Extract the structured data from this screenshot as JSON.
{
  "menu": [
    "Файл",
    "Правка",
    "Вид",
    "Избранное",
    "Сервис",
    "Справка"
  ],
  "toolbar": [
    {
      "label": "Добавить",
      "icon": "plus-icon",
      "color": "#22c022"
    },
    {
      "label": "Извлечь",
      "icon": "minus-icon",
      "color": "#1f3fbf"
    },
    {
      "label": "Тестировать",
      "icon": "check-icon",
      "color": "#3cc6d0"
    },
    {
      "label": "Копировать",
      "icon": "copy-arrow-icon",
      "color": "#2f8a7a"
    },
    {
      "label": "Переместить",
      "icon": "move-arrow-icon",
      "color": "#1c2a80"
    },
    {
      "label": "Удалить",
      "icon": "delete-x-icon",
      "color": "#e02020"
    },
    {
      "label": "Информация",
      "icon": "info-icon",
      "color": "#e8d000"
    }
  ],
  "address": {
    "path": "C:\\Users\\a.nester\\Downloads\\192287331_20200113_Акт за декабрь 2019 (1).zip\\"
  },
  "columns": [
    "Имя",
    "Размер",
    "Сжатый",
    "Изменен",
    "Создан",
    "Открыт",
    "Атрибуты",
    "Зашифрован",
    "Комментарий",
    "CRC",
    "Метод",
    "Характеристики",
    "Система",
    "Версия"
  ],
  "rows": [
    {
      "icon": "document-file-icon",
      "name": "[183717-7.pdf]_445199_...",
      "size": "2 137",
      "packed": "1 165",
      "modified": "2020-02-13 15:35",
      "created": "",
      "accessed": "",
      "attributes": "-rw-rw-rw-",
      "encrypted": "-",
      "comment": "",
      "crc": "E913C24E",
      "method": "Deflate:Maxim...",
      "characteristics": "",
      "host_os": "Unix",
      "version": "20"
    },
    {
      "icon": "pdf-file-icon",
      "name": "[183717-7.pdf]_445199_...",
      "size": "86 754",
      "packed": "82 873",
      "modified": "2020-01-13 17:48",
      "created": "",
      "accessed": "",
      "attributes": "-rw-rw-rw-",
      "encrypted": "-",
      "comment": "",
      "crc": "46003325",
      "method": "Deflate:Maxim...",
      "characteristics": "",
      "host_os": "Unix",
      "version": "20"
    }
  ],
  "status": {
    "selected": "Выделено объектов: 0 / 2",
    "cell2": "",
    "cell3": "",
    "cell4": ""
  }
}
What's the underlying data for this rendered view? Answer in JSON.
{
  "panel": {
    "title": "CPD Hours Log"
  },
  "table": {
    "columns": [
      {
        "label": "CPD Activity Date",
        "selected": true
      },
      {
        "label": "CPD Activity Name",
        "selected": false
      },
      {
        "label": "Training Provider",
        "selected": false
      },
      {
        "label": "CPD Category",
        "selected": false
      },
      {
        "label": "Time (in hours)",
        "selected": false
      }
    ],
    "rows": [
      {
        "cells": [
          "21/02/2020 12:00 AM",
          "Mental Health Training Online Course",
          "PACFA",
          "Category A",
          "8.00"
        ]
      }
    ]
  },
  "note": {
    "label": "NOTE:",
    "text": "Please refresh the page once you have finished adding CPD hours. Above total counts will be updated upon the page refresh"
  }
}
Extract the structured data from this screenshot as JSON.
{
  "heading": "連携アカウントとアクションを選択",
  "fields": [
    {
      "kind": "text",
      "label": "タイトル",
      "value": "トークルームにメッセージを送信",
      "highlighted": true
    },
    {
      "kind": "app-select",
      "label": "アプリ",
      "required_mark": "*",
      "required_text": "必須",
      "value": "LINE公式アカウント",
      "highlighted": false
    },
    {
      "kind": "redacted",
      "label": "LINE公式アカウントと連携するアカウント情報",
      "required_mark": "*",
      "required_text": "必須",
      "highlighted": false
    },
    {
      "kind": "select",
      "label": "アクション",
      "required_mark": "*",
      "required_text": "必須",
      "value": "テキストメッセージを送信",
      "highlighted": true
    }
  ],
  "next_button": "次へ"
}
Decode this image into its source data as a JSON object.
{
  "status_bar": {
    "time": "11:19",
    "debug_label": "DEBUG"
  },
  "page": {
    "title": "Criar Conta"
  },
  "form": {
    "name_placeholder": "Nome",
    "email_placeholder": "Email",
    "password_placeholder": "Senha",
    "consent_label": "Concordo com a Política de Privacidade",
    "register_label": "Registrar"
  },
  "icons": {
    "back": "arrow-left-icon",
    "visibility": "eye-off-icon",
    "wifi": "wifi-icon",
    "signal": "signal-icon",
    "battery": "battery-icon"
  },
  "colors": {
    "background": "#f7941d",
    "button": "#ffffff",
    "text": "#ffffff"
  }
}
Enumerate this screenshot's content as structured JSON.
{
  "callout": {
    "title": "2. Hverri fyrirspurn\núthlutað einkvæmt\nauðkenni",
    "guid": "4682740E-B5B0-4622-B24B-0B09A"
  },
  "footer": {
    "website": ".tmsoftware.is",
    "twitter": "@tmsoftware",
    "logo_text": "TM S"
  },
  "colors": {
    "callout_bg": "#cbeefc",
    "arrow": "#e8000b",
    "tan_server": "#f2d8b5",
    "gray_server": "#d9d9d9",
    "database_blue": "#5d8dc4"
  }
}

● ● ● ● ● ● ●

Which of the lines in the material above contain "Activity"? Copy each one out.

        "label": "CPD Activity Date",
        "label": "CPD Activity Name",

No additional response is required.